 |  June 14, 2015

Posted by Social Science Research Network

Antitrust Developments in Food and Pharma John M. Connor (Purdue University)
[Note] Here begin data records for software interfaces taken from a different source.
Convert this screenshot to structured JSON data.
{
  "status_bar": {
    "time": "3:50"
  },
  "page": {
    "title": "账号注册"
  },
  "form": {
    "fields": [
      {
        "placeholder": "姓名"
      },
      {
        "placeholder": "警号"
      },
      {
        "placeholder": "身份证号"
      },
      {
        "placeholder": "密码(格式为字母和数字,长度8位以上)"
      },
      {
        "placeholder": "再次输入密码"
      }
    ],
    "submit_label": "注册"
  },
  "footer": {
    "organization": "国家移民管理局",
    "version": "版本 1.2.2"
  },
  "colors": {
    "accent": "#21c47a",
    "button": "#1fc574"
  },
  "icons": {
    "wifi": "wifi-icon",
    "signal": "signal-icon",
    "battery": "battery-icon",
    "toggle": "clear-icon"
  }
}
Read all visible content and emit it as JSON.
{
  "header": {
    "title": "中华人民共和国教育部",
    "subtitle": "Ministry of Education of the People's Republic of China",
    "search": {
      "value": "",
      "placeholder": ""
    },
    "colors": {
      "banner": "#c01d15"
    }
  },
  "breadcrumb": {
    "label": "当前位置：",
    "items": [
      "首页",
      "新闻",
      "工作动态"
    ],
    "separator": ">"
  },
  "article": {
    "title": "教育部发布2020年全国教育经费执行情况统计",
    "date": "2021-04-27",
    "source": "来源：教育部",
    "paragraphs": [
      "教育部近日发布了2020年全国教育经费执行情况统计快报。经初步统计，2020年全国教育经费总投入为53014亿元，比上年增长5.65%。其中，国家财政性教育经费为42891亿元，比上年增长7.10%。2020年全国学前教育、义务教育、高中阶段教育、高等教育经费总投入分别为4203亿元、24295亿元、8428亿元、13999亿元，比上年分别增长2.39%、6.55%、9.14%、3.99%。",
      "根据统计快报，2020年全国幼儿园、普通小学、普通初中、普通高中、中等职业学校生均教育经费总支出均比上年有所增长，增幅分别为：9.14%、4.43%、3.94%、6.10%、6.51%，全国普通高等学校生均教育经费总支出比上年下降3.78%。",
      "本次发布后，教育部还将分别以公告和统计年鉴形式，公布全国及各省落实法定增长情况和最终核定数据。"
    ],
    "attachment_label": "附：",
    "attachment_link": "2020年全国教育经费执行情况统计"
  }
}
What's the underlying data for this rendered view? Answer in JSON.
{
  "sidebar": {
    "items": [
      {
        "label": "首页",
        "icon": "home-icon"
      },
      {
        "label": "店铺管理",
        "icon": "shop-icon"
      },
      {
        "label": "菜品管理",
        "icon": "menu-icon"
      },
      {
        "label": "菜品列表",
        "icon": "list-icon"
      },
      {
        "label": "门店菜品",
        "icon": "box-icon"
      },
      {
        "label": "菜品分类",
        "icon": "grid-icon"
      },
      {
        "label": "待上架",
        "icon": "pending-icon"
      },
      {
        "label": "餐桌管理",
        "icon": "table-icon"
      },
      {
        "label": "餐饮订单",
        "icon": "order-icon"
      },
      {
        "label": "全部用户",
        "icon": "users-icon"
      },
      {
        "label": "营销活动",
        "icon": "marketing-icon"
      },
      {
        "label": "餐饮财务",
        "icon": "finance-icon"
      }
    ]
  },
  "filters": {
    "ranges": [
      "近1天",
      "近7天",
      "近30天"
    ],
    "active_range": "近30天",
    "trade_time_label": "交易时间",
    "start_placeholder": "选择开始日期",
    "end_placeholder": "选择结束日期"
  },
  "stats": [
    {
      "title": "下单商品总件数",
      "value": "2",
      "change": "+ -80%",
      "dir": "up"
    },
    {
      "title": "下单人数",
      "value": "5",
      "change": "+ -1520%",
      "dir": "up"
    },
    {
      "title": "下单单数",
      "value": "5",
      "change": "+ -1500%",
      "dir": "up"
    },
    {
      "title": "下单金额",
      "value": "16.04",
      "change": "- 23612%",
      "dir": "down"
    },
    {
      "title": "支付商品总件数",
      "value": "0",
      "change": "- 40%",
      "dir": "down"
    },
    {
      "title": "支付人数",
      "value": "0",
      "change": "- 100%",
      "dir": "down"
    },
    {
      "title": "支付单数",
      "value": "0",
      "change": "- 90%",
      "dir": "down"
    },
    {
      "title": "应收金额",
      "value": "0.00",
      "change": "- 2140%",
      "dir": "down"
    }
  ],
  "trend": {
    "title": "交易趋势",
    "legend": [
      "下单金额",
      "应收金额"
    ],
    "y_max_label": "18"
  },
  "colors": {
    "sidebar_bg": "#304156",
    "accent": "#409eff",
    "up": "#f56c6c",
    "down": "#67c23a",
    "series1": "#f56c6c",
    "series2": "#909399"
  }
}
Abstract: Closing the loopholes of downstream application of the Capper-Volstead exemption in the food system and pay-for-delay in pharmaceuticals is an important advance in US and EU antitrust norms. First, pay-for-delay conduct has been harmful for pharmaceuticals customers. After ten years of litigation that divided circuit courts, the Supreme Court decreed that payments to generic drug sellers by the patent holders of the brand equivalent that are aimed at delaying entry are illegal, but did so under a structured rule-of-reason approach. EU competition authorities treat such payments as per se civil infractions. Second, until court decisions made in 2011-2014, the reach of the Capper-Volstead Act and the legality of pay-for-delay conduct in the drug industry were in doubt. In 2015, the courts in most federal circuits now clearly agree that, at a minimum, acreage restrictions by marketing cooperatives are per se illegal. Moreover, any manipulation by farmers’ cooperatives of upstream supply is also likely to be illegal.